Records >>
---+---

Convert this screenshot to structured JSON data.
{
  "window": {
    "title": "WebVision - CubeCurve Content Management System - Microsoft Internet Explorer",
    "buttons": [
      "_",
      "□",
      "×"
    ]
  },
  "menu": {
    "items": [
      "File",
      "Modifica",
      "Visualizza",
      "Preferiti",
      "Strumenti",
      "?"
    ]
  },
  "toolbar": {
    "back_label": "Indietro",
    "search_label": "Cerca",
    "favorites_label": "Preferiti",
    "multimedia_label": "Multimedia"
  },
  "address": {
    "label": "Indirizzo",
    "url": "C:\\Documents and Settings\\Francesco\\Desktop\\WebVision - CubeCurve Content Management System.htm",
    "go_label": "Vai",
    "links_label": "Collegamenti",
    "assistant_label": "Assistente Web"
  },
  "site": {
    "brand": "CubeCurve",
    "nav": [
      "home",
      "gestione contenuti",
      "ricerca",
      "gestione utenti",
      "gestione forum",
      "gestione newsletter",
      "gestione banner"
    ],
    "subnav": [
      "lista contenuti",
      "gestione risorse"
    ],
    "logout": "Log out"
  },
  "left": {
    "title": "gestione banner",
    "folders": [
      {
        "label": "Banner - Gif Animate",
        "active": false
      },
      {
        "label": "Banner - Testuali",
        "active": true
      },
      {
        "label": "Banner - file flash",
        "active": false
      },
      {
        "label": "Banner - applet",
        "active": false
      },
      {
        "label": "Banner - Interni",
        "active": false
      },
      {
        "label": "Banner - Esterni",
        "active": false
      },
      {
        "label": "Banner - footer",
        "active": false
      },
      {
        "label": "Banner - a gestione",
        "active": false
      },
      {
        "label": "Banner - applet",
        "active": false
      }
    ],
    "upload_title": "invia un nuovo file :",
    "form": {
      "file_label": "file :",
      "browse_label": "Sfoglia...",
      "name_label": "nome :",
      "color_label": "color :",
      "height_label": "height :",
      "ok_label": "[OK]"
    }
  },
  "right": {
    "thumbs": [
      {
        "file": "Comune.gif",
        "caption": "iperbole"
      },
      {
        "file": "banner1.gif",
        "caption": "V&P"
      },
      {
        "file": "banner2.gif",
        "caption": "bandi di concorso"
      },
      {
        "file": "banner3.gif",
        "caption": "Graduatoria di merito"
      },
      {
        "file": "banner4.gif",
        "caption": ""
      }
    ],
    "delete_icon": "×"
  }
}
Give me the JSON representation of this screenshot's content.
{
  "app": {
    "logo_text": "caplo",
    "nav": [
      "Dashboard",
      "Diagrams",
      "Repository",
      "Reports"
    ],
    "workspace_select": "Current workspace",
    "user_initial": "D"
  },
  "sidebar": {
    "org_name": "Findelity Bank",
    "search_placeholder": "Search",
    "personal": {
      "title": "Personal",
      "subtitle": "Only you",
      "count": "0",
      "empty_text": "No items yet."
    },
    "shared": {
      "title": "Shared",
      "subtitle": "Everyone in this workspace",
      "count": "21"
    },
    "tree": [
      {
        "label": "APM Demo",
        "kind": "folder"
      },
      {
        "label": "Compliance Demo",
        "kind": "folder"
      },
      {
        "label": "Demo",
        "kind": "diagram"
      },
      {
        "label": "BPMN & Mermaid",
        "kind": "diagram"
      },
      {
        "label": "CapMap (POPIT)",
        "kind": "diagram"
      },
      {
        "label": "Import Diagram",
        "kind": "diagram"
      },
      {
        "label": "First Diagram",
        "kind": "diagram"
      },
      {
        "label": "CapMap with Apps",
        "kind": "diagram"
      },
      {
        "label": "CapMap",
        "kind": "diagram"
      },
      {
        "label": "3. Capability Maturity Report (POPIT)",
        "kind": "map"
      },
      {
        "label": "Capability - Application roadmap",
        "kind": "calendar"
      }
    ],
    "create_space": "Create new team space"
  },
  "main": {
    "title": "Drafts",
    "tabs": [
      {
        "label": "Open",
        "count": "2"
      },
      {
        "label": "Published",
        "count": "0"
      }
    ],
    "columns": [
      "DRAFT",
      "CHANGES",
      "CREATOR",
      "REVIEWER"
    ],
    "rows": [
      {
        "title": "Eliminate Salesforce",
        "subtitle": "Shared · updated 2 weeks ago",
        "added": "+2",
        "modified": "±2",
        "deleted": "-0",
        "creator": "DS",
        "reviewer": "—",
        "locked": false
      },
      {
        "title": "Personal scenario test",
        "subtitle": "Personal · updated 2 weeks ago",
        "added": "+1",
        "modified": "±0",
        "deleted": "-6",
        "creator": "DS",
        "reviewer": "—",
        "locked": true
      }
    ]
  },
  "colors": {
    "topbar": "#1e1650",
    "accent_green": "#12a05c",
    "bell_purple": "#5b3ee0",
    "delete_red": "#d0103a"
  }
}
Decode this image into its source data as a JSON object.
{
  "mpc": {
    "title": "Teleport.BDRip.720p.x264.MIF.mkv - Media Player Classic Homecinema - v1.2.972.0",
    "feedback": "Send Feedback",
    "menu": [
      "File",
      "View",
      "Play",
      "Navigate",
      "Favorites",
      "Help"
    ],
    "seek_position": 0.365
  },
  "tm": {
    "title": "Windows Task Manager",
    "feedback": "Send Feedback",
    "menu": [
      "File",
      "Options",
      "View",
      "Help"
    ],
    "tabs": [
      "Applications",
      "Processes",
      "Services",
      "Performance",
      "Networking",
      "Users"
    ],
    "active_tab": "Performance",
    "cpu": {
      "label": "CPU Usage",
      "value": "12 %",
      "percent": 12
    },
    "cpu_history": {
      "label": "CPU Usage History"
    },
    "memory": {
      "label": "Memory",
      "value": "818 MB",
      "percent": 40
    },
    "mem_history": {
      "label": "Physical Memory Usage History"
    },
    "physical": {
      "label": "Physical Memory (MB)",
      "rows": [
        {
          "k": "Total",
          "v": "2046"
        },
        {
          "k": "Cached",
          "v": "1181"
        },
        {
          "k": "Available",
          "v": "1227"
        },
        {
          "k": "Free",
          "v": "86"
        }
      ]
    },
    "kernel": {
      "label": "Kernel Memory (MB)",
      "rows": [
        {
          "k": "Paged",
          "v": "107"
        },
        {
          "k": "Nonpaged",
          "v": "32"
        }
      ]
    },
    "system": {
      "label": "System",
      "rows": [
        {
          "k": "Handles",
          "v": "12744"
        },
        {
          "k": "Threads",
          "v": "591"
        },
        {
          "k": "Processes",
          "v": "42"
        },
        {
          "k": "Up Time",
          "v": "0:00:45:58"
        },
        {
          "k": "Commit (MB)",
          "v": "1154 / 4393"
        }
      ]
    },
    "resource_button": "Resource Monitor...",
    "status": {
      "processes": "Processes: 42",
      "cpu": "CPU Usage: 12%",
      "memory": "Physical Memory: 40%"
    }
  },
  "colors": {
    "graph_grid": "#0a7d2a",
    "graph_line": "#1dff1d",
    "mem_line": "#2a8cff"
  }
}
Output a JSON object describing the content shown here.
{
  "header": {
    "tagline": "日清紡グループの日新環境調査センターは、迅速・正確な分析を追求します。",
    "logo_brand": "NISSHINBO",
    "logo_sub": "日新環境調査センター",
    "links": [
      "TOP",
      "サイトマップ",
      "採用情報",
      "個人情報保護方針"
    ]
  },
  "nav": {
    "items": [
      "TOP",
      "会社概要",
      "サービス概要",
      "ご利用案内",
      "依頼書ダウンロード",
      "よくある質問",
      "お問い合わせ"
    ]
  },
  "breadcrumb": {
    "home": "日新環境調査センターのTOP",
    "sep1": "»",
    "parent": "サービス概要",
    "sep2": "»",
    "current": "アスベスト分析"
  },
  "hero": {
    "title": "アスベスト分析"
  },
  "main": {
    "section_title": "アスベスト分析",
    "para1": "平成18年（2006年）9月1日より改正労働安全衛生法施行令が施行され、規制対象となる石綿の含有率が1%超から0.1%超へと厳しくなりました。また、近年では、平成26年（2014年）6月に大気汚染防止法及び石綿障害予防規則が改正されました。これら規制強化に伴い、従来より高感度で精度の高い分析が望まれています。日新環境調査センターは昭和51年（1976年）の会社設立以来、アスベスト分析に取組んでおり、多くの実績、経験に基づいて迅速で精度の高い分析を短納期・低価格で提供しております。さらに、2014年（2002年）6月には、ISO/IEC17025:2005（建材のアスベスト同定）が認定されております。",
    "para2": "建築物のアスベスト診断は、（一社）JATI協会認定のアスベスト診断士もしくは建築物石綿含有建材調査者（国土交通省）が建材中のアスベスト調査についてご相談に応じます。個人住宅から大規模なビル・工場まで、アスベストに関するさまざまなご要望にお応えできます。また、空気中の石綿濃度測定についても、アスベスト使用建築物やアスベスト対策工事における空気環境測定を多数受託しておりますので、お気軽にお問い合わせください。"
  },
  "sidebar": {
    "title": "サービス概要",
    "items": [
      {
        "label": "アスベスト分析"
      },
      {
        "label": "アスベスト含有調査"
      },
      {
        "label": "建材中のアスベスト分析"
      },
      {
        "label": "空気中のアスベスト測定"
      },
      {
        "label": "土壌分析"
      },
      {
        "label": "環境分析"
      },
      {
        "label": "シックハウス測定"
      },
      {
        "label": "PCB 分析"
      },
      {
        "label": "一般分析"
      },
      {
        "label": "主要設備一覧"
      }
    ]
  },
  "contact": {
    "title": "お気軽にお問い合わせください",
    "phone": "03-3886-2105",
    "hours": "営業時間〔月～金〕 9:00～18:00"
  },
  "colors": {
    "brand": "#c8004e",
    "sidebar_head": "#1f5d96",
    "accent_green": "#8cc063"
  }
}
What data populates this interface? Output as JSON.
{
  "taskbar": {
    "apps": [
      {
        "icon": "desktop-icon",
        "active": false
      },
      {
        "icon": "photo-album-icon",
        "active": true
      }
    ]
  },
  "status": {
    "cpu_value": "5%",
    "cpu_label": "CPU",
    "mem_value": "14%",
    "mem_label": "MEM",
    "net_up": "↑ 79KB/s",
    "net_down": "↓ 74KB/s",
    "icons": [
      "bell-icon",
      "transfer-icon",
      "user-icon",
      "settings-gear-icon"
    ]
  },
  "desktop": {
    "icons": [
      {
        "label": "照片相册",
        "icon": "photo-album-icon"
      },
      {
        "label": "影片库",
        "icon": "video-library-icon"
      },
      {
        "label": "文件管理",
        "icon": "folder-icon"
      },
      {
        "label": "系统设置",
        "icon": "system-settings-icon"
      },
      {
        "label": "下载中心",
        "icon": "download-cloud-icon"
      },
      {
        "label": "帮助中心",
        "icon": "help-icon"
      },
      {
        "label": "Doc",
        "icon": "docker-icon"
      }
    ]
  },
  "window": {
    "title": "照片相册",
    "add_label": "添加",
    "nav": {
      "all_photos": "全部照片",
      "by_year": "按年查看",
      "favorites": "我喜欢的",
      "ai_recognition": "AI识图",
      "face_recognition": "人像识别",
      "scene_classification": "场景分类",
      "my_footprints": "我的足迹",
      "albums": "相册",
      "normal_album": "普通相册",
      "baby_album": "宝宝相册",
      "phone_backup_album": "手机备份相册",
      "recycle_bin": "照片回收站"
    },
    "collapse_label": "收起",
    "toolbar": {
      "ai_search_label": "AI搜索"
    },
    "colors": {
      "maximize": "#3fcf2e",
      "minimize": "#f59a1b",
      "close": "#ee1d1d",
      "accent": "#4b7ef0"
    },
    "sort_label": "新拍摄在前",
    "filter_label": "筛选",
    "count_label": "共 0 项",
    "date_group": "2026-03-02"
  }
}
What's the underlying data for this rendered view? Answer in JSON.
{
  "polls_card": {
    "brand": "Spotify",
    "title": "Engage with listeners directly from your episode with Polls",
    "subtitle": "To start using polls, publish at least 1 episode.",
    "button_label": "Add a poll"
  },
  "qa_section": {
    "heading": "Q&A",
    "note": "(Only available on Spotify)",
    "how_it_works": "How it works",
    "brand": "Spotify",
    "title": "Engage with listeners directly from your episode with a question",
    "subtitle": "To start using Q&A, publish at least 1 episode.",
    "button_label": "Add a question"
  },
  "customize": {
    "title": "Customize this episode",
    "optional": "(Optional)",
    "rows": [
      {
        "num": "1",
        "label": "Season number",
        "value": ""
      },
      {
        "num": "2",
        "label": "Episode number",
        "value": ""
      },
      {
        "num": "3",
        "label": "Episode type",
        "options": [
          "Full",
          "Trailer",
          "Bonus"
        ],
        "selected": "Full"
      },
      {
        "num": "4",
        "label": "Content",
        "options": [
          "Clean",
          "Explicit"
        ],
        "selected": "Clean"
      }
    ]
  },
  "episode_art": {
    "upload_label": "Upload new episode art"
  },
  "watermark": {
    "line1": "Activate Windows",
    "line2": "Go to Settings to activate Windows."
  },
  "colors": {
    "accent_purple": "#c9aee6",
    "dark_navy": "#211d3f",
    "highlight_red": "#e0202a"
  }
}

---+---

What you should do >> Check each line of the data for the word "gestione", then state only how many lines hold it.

Task response >> 8